## [Your assignment]
Isolate every line in the data with the string "title" and copy it.

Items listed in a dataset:
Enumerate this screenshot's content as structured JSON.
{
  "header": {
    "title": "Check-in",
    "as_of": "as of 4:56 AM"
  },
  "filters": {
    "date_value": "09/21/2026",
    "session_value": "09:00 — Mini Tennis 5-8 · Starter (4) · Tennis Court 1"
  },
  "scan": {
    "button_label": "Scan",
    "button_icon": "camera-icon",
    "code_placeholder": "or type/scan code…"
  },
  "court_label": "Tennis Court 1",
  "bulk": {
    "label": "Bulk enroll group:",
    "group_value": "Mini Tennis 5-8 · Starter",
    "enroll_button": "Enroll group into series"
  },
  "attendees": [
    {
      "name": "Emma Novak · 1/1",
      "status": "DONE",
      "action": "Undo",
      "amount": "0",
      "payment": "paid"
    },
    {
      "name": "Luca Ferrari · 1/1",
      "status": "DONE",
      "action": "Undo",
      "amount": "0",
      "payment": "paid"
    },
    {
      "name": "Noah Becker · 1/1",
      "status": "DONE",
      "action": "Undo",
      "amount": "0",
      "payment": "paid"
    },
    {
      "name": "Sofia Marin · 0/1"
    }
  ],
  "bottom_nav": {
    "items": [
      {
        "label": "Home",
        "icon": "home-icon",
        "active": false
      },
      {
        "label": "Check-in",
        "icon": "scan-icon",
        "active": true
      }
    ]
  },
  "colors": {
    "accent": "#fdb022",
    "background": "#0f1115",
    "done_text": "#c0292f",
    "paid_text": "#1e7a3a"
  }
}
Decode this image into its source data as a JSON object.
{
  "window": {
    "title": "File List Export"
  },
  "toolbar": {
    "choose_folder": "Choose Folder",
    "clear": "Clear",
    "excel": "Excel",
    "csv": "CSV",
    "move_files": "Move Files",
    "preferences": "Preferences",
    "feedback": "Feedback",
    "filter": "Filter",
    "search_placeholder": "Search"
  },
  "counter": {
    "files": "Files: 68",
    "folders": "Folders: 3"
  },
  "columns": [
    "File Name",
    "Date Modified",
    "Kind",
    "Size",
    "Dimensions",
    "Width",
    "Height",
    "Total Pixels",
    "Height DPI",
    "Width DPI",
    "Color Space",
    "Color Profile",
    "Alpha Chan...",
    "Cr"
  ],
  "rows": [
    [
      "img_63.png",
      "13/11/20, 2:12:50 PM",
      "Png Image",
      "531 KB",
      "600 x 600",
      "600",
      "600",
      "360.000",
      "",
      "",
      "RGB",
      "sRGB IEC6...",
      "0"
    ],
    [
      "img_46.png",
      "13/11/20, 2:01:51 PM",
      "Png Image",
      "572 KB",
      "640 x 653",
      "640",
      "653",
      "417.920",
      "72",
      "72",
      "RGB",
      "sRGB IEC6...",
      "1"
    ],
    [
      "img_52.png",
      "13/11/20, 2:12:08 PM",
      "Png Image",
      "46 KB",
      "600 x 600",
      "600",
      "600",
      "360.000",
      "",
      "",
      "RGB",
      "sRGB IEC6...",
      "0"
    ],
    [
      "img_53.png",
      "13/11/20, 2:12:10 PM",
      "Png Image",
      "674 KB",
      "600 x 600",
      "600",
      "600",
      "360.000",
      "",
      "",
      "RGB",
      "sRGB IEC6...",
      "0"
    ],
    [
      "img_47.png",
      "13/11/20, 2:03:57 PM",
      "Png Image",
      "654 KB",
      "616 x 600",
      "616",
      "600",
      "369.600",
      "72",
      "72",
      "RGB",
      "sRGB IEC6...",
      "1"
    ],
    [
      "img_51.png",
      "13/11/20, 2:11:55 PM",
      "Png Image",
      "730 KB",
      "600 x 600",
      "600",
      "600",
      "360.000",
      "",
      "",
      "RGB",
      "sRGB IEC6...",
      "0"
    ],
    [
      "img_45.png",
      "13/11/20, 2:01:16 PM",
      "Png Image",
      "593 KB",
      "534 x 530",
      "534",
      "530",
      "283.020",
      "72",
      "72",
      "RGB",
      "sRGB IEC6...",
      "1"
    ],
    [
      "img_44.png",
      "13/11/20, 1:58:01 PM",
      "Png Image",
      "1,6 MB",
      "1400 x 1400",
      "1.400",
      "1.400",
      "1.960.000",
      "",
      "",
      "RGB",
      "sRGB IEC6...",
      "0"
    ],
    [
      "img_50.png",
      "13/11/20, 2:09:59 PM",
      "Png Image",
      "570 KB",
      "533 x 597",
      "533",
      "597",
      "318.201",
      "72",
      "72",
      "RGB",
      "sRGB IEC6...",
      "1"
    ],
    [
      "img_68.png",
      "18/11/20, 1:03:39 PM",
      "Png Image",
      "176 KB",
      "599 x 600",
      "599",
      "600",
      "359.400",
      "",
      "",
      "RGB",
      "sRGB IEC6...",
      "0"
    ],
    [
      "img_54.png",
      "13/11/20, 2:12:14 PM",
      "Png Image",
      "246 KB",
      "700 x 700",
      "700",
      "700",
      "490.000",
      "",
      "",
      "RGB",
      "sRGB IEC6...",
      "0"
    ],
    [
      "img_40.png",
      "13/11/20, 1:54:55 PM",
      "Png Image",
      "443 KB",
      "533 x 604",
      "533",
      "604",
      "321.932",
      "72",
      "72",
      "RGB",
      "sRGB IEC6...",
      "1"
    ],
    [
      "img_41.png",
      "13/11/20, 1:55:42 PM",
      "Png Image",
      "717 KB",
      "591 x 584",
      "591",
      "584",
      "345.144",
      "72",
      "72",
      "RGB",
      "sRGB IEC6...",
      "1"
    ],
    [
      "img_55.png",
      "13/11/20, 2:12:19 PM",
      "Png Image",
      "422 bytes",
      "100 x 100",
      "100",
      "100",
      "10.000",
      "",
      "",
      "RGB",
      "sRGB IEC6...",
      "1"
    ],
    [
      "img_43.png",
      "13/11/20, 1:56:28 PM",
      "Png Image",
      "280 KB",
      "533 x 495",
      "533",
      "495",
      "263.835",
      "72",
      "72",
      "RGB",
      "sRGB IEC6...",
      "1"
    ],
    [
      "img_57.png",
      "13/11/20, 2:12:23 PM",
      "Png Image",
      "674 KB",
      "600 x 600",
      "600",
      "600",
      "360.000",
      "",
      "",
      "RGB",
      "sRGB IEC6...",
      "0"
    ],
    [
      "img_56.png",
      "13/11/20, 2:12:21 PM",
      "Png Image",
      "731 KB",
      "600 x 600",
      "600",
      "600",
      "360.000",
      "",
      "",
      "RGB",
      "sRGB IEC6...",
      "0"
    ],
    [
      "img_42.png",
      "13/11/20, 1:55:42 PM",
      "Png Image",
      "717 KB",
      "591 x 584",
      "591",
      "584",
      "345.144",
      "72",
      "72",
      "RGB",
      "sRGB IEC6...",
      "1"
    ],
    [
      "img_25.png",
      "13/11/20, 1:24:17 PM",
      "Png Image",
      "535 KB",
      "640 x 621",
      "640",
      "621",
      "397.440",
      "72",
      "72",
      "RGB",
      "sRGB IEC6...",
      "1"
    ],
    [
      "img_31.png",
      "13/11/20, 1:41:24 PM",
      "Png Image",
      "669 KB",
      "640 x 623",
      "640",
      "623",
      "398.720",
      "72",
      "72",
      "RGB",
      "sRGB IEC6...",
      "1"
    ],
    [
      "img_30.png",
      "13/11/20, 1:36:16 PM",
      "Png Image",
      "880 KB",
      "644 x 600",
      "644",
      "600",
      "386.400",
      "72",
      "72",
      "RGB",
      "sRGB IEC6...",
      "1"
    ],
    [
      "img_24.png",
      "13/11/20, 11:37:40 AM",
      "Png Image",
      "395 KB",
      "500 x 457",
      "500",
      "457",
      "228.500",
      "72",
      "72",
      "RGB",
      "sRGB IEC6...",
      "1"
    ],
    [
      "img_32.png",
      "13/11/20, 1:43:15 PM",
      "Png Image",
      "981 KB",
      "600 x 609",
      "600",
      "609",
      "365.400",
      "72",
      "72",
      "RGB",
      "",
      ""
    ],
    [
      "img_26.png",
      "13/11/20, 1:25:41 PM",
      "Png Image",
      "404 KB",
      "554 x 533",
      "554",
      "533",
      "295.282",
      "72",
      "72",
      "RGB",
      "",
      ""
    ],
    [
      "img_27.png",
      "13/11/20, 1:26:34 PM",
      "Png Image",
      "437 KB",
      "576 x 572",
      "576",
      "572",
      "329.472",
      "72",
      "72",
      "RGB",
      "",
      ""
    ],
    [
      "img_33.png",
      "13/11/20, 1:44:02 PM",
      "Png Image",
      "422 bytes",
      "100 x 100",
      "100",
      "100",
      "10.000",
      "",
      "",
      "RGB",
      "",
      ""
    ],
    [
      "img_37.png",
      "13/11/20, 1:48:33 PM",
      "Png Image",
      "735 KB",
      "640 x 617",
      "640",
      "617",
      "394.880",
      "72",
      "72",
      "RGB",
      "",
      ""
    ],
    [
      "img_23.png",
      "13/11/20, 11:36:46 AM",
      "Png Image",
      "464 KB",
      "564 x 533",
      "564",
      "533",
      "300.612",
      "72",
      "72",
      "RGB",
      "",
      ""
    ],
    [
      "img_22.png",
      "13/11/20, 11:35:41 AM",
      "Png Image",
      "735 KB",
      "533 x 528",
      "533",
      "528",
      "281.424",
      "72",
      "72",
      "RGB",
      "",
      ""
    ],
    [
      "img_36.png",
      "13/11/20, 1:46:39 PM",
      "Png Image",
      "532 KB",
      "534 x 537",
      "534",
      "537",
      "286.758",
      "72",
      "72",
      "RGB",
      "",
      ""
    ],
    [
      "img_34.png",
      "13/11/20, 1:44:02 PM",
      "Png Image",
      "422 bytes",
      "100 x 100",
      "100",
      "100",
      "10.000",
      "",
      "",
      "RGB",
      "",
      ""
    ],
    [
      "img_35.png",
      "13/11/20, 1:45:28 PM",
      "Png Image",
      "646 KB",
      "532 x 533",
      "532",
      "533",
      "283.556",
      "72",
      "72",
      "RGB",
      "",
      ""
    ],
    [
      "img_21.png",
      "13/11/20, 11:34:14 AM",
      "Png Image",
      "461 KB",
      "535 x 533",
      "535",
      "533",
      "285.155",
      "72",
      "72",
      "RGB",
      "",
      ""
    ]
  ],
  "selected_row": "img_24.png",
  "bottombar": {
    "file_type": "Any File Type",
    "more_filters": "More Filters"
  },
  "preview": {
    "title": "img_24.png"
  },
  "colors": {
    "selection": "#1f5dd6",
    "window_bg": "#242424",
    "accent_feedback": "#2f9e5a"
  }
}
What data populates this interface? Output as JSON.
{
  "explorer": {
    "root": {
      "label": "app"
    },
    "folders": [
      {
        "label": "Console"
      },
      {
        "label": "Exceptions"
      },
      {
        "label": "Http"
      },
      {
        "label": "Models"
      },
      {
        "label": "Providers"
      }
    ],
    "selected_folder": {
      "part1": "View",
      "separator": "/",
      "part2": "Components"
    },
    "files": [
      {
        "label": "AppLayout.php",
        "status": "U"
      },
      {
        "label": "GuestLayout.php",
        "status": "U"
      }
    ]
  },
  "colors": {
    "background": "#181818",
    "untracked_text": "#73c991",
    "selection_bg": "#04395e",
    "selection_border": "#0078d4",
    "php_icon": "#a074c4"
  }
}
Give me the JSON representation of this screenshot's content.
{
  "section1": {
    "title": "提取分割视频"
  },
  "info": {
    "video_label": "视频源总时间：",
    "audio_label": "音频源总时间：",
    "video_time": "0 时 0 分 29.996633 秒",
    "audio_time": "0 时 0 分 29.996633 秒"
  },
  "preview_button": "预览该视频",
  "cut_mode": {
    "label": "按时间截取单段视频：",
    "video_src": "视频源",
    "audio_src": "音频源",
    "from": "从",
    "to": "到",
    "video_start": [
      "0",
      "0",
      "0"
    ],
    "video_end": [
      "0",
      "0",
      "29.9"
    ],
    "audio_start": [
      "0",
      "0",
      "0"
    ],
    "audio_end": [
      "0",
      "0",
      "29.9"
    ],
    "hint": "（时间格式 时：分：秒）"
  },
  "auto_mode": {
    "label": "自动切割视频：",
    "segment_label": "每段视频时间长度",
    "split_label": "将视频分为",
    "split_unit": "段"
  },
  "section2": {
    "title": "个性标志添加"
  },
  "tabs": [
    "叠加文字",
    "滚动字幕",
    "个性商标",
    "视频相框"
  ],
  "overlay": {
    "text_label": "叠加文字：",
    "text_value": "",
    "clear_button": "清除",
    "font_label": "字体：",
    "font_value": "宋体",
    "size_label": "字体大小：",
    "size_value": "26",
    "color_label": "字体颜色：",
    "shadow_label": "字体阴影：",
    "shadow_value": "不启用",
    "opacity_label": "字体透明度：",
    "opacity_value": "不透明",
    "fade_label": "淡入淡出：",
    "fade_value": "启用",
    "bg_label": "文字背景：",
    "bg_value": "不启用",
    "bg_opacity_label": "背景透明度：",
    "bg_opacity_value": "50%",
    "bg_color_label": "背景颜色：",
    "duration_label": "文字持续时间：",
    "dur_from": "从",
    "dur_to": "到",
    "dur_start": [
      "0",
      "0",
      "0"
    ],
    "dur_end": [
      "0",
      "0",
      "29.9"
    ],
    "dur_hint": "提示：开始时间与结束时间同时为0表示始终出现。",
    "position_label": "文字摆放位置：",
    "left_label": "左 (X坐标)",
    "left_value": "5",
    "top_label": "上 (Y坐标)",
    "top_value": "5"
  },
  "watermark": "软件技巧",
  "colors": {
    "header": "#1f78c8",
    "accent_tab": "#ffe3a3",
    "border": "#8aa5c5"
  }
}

## [Problem solution]
    "title": "Check-in",
    "title": "File List Export"
    "title": "img_24.png"
    "title": "提取分割视频"
    "title": "个性标志添加"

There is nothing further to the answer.